In this brief guide we will discuss the query, “Can beer be refrigerated twice?” and will discuss if beer goes bad if it’s kept hot? And we will also discuss how temperature fluctuation varies the beer taste?
Can beer be refrigerated twice?
No, beer cannot be refrigerated twice.
The aroma of the beer varies with time (hops fading, oxidation, etc.), and at warmer temperatures, this process takes place more quickly than at cooler temperatures. However, the temperature fluctuations will not produce any extra chemical reactions, and so warming at room temperature and refreshing several times will have no further effect on the beer. You won’t notice the difference between bottled or canned beer if you take it within several weeks.
I believe that this misconception takes hold of left-over kegs after-parties: left-over half beer vessels will start to deteriorate considerably quicker since oxygen is introduced. When it heats up it speeds up to oxidation, and within one or two days it tastes stale. It’s slow to keep it cool, but it won’t stay long, even cold.
A keg that is discharged with CO2 is another story: it lasts as long as bottled beer and may warm up and refresh without harmful consequences. I mean room temperature in all of this. For several hours, even if the boxes are shielded from the sun, beer left in the sun will begin stalling a lot more quickly. You don’t get the skunky light flavor, but it’s going to taste stalky.
Many believe that beer is as delicate as a 200-dollar bottle of wine. You just have to preserve it or it is going to turn stale. The most frequently reported form of the myth regarding beer temperature is that it is spoiled and undrinkable when a beer is cooled and then warmed and cold again. It will get skunked by repeated refreshing and reheating of a beer.
Let a cold beer warm-up and you’re not skunking. The shelf life of most beers is only a few months to a year, depending on the beverage. But UV radiation and resulting photo-oxidation is the main boogeyman for beer. Beer, on the other hand, is not so temperature sensitive.
Beer is generally cold, although not all beer is cooler when it gets to the retail store. Some of them are stored at room temperature and sold. That doesn’t damage the beer. However, small brewers cannot afford the cost of cold transportation. It will typically not change the flavor of a beer substantially to go from cool settings to room temperature conditions and back. If you want to take it from the refrigerator to room temperature, you may do it without any problems. Even if it’s not something you’d like to do all the time, whatever warm beer you have isn’t squandered. Replenish it in the fridge and enjoy it later on!
Beer has no potential effect when it goes from cold to warm temperature. But high heat is certainly harmful to beer. So, it’s how warm the warm temperature matters rather than just the temperature difference. The beer is getting heated if you pick a bottled beer from a freezing cooler and put it in the scorching sand and sunshine for hours. This increased temperature (depending on the bottle) can dramatically increase oxidative processes in the beer, not to mention the probable light exposure. It is because beer storing will tend to prolong its potable life at lower temperatures.

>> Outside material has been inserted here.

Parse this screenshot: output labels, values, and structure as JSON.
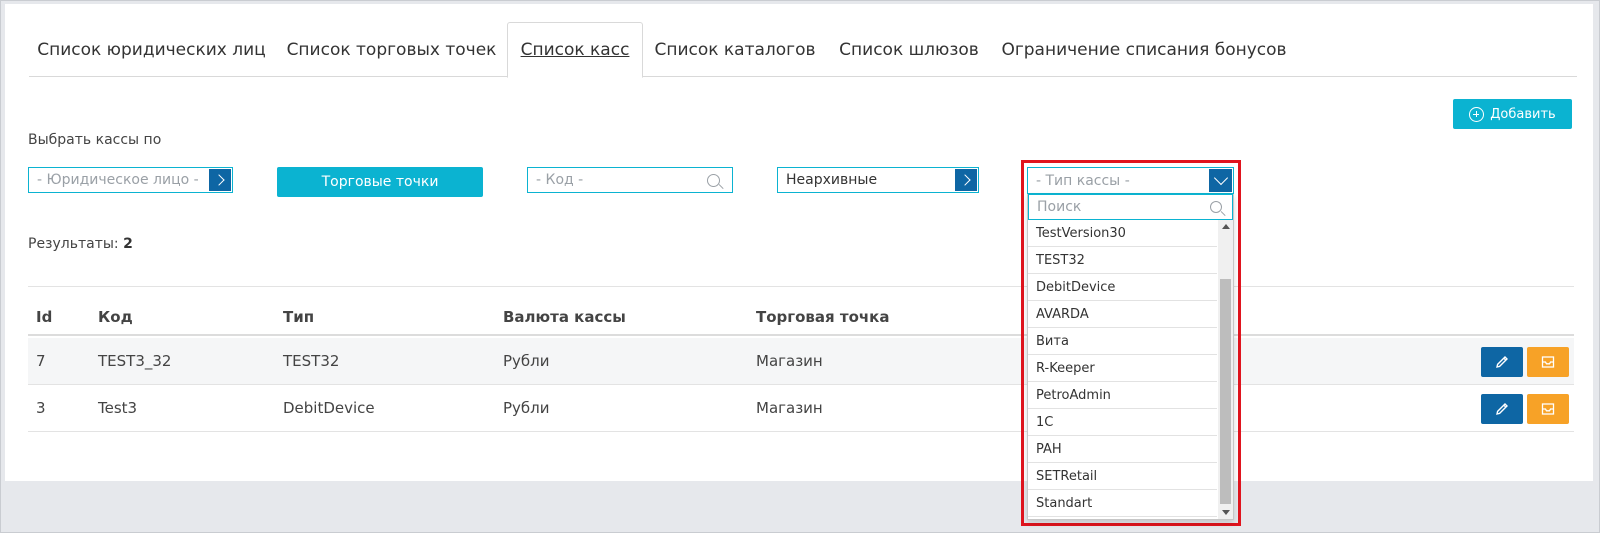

While it is acceptable to just store your beer at room temperature until you need to cool it for your drink, especially if you go through it in a month or two, it usually is a good idea to store your beer in the refrigerator. Note that the cold fridge and a dark area are both cold. If you don’t, go to a cold and dark location like the lower case, or in a cellar, provided that your cellar is cooler than the rest of the home. This is all about why beer is often sent cold.
If a cold beer is transported without chilling, it can be susceptible to very high temperatures while heated at room temperature and then refreshed again. It will not have a major influence on the taste of a beer. Beer in a cool vehicle will probably become far too heated in the mid-summer. In overheated situations, it may potentially spend days swelling. This may decrease the pleasant life of the beer and may change the taste when it arrives in the retail location.
Other FAQs about Beer that you may be interested in.
In this brief guide, we discussed the query, “Can beer be refrigerated twice?” and discussed: does beer go bad if it’s kept hot? And we also discussed how temperature fluctuation varies the beer taste?